From the first line to the last, copy the listing exactly and omit the pictures.

_Task material_
****

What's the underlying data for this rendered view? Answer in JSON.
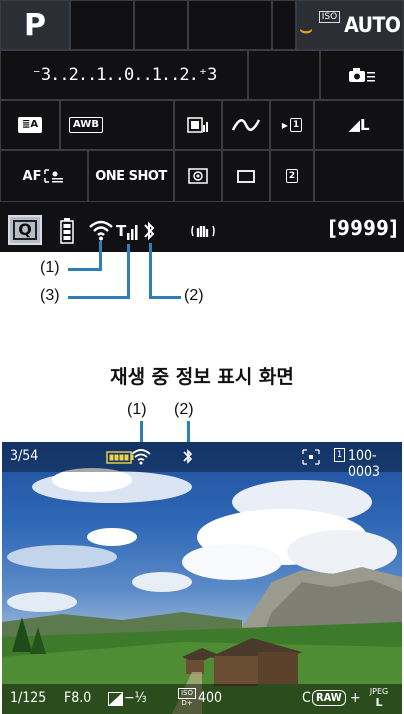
{
  "quick_control": {
    "mode": "P",
    "iso_badge": "ISO",
    "iso_value": "AUTO",
    "exposure_scale": "⁻3..2..1..0..1..2.⁺3",
    "picture_style": "≣A",
    "white_balance": "AWB",
    "af_mode_label": "AF",
    "af_operation": "ONE SHOT",
    "image_quality": "◢L",
    "slot_1": "1",
    "slot_2": "2",
    "q_button": "Q",
    "shots_remaining": "[9999]"
  },
  "callouts": {
    "c1": "(1)",
    "c2": "(2)",
    "c3": "(3)",
    "p1": "(1)",
    "p2": "(2)"
  },
  "heading": "재생 중 정보 표시 화면",
  "playback": {
    "frame_index": "3/54",
    "file_number": "100-0003",
    "shutter": "1/125",
    "aperture": "F8.0",
    "exposure_comp": "−⅓",
    "iso_value": "400",
    "iso_top": "ISO",
    "iso_bottom": "D+",
    "raw_label": "RAW",
    "c_prefix": "C",
    "jpeg_top": "JPEG",
    "jpeg_bottom": "L",
    "plus": "+"
  },
  "colors": {
    "callout_line": "#2e7fb8",
    "screen_bg": "#111114",
    "cell_border": "#3a3c44",
    "af_indicator": "#f0a020"
  }
}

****

_Exercise response_
What's the underlying data for this rendered view? Answer in JSON.
{
  "quick_control": {
    "mode": "P",
    "iso_badge": "ISO",
    "iso_value": "AUTO",
    "exposure_scale": "⁻3..2..1..0..1..2.⁺3",
    "picture_style": "≣A",
    "white_balance": "AWB",
    "af_mode_label": "AF",
    "af_operation": "ONE SHOT",
    "image_quality": "◢L",
    "slot_1": "1",
    "slot_2": "2",
    "q_button": "Q",
    "shots_remaining": "[9999]"
  },
  "callouts": {
    "c1": "(1)",
    "c2": "(2)",
    "c3": "(3)",
    "p1": "(1)",
    "p2": "(2)"
  },
  "heading": "재생 중 정보 표시 화면",
  "playback": {
    "frame_index": "3/54",
    "file_number": "100-0003",
    "shutter": "1/125",
    "aperture": "F8.0",
    "exposure_comp": "−⅓",
    "iso_value": "400",
    "iso_top": "ISO",
    "iso_bottom": "D+",
    "raw_label": "RAW",
    "c_prefix": "C",
    "jpeg_top": "JPEG",
    "jpeg_bottom": "L",
    "plus": "+"
  },
  "colors": {
    "callout_line": "#2e7fb8",
    "screen_bg": "#111114",
    "cell_border": "#3a3c44",
    "af_indicator": "#f0a020"
  }
}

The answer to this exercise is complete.